Truth Be Told: CA Dem Chair Bauman is Trying to End-Run the Party’s Small-d Democracy

EASTSIDER-In a move worthy of Tom Perez’ recent purge of the DNC Unity Committee, Eric Bauman is trying to lean on candidates for the 2018 Elections to forgo their rights to be voted on at the State Convention next month. 

So, let’s see what is truly being proposed. One of the really big deals in being a delegate is that you get to go to the convention and vote to endorse candidates for the various elected offices in California. It is, in fact, a right embedded in the CA Dems Bylaws. 

To circumvent those pesky little Bylaws, Eric Bauman has written a letter to potential candidates for office, asking them to waive their rights to be voted on by the delegates. He portrays his request as some kind of horsepuckey party loyalty gesture, but that doesn’t square with what it’s really all about -- control of endorsements.  

Even Bauman must admit in his letter, “I recognize that the choice is yours to seek the CDP’s endorsement consideration...” Well, thanks a bunch, Eric. You are truly a mensch for pointing out that you can’t legally do anything about it. 

Talk about anti-democratic. As the LA Times pointed out, what this boils down to is Bauman’s recognition that he tore the Party apart with his crooked vote counting decisions so he could beat Kimberly Ellis to be head of the party. Now he’s trying to keep the lid on. 

This kind of mentality is not going to switch a bunch of seats from Red to Blue in the Golden State, and his bush-league rhetoric is only going to make divisions widen. 

There are a couple of other reasons why this is a stupid attempt to control votes. First, the party faithful that cared enough to run for party office and become delegates are mostly viewed as food sources by the CDP: they simply want their money with a dollop of “vote how you are told.” 

Yet the best thing about being a delegate and going through all the arcane, backbiting, boring stuff at a convention is that you actually get to vote on endorsements. And early endorsements are a big deal. Potential candidates seek you out, pay attention to your opinion, and vie for your convention vote. 

Local clubs, like the East Area Progressives, have been doing early endorsements for some time. In their case, a recent early endorsement of Luis Lopez ultimately brought him within 1000 votes of the big bucks party establishment carpetbagger Wendy Carrillo in a runoff for the 51st AD. Clear proof that the early endorsement system works. 

Further, what Bauman is really trying to do -- and I think he underestimates the intelligence of today’s delegates -- is to get to have his people, aka Executive Board of the CDP, decide who gets endorsed.  The fact that this means endorsements wouldn’t be made until after the Primary elections, sometime in the summer of 2018, evidently bothers him not. Let’s be clear. Eric Bauman wants for himself and the Executive Board to decide the endorsements.  

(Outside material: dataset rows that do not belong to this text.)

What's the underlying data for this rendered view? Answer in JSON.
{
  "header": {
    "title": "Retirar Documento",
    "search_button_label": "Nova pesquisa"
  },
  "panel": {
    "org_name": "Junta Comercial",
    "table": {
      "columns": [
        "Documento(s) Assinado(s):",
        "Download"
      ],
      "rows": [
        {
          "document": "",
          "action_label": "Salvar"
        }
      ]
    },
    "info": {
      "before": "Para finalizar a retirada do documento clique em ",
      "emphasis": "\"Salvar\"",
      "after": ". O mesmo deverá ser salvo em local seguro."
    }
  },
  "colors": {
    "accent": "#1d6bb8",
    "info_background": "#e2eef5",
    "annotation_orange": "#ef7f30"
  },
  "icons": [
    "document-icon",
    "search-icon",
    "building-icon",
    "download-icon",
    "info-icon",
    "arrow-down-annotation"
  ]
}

Remember, all these machinations are a desperate attempt to get around the CDP bylaws he is pledged as Chair to honor. The state party bylaws are pretty clear that “This Committee’s endorsement process shall be broadly and fairly representative of the various components of the Party.” (Article 8, Section 1, part d: yes, for democratic!) 

So, we will lose the ability to get people excited about candidates, to have a vigorous primary system that gives the occasional grassroots candidate a shot at getting elected to office; we will also lose the momentum that would make ordinary people kick in a Bernie $27 to help out the outsiders. 

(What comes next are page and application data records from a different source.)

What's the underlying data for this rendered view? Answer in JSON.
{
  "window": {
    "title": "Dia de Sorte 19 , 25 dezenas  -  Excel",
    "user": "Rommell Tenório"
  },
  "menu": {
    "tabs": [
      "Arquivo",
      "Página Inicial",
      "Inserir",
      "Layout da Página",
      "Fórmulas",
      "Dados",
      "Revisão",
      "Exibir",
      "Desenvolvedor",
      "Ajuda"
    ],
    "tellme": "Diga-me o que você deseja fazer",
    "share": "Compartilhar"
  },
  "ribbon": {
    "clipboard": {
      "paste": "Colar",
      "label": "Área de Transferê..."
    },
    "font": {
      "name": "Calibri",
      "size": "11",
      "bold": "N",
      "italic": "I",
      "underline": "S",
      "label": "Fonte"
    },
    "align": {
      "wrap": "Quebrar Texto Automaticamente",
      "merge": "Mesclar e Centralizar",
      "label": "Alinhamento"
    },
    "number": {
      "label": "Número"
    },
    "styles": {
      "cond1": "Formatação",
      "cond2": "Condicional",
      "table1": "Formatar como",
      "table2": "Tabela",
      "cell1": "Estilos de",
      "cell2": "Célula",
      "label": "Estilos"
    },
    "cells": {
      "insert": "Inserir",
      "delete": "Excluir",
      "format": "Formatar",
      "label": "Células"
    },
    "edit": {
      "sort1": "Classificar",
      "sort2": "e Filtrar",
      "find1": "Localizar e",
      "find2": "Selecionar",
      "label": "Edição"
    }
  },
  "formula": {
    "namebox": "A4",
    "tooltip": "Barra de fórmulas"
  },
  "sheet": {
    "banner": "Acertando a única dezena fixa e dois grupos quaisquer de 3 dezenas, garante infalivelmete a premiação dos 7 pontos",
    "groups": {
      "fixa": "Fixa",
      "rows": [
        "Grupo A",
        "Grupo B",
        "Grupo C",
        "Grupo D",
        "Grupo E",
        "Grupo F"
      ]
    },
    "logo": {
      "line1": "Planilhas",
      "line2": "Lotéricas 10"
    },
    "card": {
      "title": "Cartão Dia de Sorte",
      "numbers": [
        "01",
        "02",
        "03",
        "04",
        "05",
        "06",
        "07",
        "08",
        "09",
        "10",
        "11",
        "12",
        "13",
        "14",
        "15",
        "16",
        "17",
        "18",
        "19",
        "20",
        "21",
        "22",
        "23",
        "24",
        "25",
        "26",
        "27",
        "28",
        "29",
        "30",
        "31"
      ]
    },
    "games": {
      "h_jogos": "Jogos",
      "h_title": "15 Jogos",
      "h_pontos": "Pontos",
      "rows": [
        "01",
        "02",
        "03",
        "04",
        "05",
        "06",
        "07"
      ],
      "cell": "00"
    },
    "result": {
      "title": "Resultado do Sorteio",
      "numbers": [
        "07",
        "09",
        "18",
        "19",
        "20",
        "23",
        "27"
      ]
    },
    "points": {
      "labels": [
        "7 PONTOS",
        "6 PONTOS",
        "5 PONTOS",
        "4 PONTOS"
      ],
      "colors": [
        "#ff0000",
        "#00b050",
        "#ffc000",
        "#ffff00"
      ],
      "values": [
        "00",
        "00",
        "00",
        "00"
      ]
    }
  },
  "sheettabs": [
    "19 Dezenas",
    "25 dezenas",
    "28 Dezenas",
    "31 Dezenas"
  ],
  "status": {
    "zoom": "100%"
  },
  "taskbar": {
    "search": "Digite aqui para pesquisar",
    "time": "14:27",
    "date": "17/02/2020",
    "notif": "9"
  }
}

The Takeaway 

It’s time for Bauman to retire on his lobbying dollars and allow a younger, more intellectually honest person to step in and run the CDP. Gee, like maybe Kimberly Ellis? Hmm... 

This attempt stinks so bad that even the Sacramento Bee ran an opinion piece by former state party controller Hilary Crosby called, “Don’t silence Democratic delegates on endorsements.”   

Bauman’s exercise is simply a California version of DNC’s distrust of grassroots small ‘d’ democratic candidates, and an attempt to maintain control of the party at any cost. As I wrote recently on the national DNC, “I just don’t understand how their politically correct and morally bankrupt pandering is supposed to gain them election victories.”    

Makes me wonder if that shoe doesn’t fit on the California Democratic Party as well. 

So, come on down, everyone. Ignore Eric Bauman’s latest suppression technique, have a great convention, and give us a good field of candidates who are grassroots locals and actually stand for something!


(Tony Butka is an Eastside community activist, who has served on a neighborhood council, has a background in government and is a contributor to CityWatch.) Edited for CityWatch by Linda Abrams.